Ocean Grove’s North End boardwalk will still be repaired this fall but using a new contractor after a potential legal dispute made the Township Committee re-award the contract.
“Everything required was not submitted (by the winning contractor) and, obviously, we cannot award the contract,” Committeeman Eric Houghtaling said at a special meeting Monday evening.
On Aug. 24, the Township Committee awarded a $609,200 contract to Epic Management Inc., based in Piscataway, who was the lowest bidder for the boardwalk project, which is expected to begin in late September and take 30 to 45 days, depending on the weather.
On Aug. 25, a bid protest letter was received from Bird Construction, the second lowest bidder, charging that Epic Management failed to submit Responsible Contractor Certifications for its subcontractors as required for in the township ordinance, which is based on state law.
Township Attorney Gene Anthony earlier determined that Epic failed to submit the proper certifications for two subcontractors and is therefore nonresponsive to the bid.
However, when a resolution to award a $622,739 contract to Bird Construction, based in Bayville, was introduced at the last Township Committee meeting there was no second to the resolution – so no action was taken until Monday’s special meeting where the contract was awarded to Bird.
Township Attorney Gene Anthony said the protest by Bird may “bring out something fatal” and that the governing body needs to decide the basis of the protest being filed. Filing a protest is one of the first steps taken if a company wants to take legal action on a contract.
“I have no preference (on a contractor) as long as the job gets done,” said J.P. Gradone, Executive Director/Chief Operations Officer for the Ocean Grove Camp Meeting Association (OGCMA).
Neptune Business Administrator Vito Gadaleta said he does not expect the change in contractors to delay the project, which is supposed to begin within the next few weeks.
The North End boardwalk project will redo the boardwalk from the Surf Avenue street access north to the Asbury Park border. The boardwalk will not only be replaced but also widened.
After Hurricane Irene in 1992, the original 30-foot boardwalk was reduced to 20 feet when rebuilt. The boardwalk is now being expanded back to its original 30-foot width with an even wider area in front of the large commercial building at the northern end.
“It was a Camp Meeting Association decision to widen the boardwalk, not FEMA,” Gradone said previously.
The OGCMA expects to be reimbursed by the Federal Emergency Management Agency (FEMA) for 90 percent of the project’s cost.
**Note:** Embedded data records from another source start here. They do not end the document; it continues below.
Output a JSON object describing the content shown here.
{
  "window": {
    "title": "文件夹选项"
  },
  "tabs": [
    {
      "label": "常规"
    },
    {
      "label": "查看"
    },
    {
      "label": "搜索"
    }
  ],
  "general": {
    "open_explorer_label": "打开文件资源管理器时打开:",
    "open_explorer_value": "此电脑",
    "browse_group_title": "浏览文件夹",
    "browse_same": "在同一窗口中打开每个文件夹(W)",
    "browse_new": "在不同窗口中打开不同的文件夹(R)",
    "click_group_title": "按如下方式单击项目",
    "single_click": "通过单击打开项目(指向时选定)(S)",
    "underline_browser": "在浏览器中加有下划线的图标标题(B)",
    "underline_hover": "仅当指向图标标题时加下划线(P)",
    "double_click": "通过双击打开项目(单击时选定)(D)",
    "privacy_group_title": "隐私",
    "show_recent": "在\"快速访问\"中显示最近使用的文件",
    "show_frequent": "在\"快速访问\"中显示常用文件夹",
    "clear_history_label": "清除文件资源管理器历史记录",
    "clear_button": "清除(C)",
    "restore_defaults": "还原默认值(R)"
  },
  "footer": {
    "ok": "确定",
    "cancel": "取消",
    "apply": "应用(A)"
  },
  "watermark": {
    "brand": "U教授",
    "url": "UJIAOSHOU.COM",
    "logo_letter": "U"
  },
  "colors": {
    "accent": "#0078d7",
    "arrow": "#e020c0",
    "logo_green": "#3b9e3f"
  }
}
Any money received from FEMA must go directly to pay down the bond, which is issued to the township, not to the OGCMA.